TASK DESCRIPTION:
Please copy out every line of the listing below in which the word "text" appears.

RECORDS PROVIDED:
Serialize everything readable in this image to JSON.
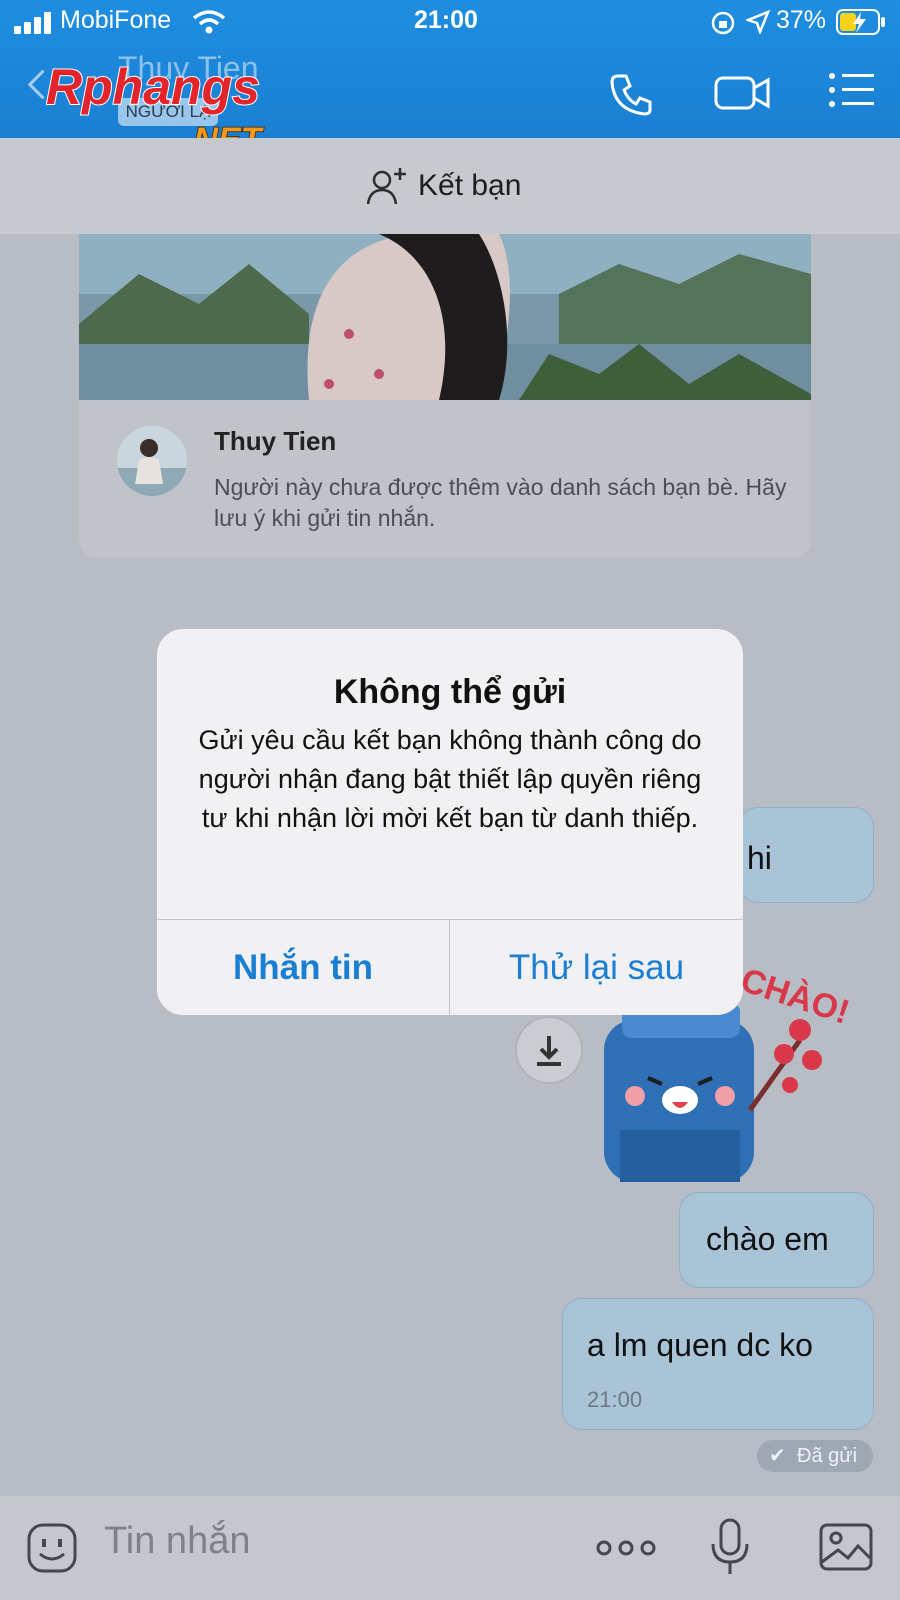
{
  "status_bar": {
    "carrier": "MobiFone",
    "time": "21:00",
    "battery": "37%"
  },
  "header": {
    "contact_name": "Thuy Tien",
    "badge": "NGƯỜI LẠ",
    "watermark_top": "Rphangs",
    "watermark_bottom": ".NET",
    "icons": [
      "back-chevron-icon",
      "phone-icon",
      "video-call-icon",
      "menu-list-icon"
    ]
  },
  "friend_bar": {
    "label": "Kết bạn",
    "icon": "add-friend-icon"
  },
  "profile_card": {
    "name": "Thuy Tien",
    "description": "Người này chưa được thêm vào danh sách bạn bè. Hãy lưu ý khi gửi tin nhắn."
  },
  "messages": [
    {
      "text": "hi",
      "partially_hidden": true
    },
    {
      "text": "chào em"
    },
    {
      "text": "a lm quen dc ko",
      "time": "21:00"
    }
  ],
  "sticker": {
    "caption": "CHÀO!"
  },
  "sent_status": "Đã gửi",
  "input": {
    "placeholder": "Tin nhắn",
    "icons": [
      "emoji-icon",
      "more-options-icon",
      "microphone-icon",
      "image-icon"
    ]
  },
  "dialog": {
    "title": "Không thể gửi",
    "message": "Gửi yêu cầu kết bạn không thành công do người nhận đang bật thiết lập quyền riêng tư khi nhận lời mời kết bạn từ danh thiếp.",
    "buttons": {
      "primary": "Nhắn tin",
      "secondary": "Thử lại sau"
    }
  },
  "colors": {
    "header_blue": "#1a7fd2",
    "accent_link": "#1a7fd2",
    "bubble": "#a9c3d7",
    "dialog_bg": "#f1f1f3",
    "watermark_red": "#e3242b",
    "watermark_orange": "#f39a1d"
  }
}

RESPONSE:
      "text": "hi",
      "text": "chào em"
      "text": "a lm quen dc ko",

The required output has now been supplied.